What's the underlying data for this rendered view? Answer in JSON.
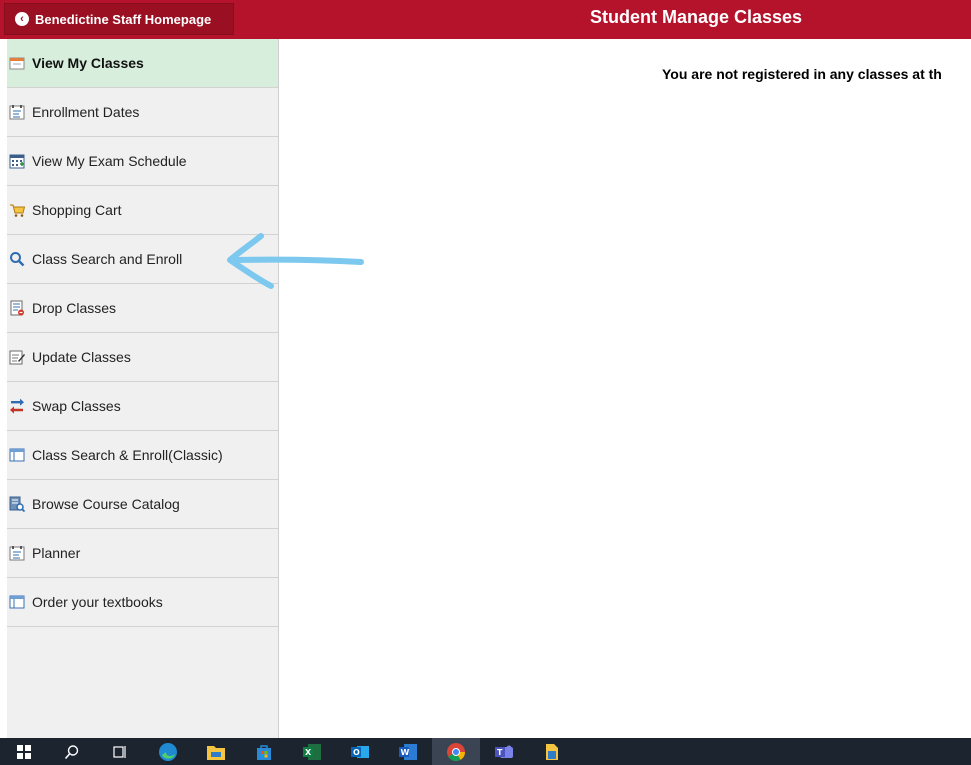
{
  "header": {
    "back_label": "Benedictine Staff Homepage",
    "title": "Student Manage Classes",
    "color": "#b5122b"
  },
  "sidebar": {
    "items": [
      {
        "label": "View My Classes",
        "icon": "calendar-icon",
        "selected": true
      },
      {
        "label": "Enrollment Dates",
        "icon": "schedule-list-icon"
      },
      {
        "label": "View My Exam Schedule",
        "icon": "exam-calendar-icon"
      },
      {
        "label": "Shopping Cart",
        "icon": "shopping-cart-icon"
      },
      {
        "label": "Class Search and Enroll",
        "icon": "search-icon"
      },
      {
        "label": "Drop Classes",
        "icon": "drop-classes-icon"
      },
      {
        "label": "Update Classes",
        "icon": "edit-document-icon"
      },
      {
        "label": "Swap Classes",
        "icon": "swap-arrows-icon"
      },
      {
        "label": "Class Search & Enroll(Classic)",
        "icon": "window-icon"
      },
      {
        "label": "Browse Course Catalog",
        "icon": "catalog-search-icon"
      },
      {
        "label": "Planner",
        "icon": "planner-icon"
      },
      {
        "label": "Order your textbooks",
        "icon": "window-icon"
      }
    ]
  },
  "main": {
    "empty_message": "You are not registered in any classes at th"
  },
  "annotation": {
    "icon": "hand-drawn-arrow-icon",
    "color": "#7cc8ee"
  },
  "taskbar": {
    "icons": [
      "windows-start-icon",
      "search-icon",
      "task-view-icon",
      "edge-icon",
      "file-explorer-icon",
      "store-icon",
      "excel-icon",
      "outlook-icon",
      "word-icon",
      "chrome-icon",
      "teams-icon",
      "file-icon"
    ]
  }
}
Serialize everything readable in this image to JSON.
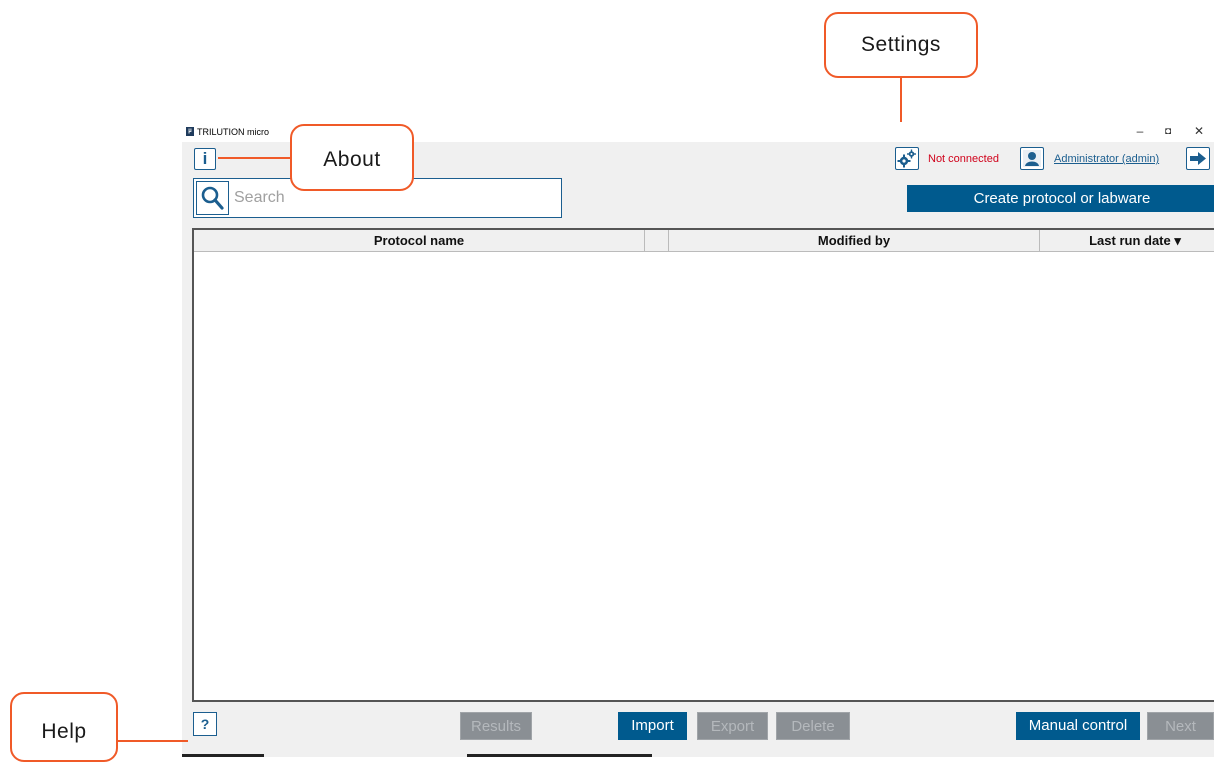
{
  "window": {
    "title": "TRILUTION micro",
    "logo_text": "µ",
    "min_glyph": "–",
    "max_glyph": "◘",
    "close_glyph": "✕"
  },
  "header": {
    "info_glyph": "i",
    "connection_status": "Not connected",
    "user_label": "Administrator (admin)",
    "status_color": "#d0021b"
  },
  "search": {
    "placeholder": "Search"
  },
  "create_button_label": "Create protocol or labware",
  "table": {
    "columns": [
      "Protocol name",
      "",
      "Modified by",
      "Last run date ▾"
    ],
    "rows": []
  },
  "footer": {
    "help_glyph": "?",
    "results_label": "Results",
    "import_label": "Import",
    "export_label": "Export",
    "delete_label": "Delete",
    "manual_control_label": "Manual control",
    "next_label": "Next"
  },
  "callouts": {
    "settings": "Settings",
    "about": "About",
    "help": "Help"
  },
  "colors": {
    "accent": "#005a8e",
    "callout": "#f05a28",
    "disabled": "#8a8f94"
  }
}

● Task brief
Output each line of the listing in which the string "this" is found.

● Task result
What's the underlying data for this rendered view? Answer in JSON.
Serialize everything readable in this image to JSON.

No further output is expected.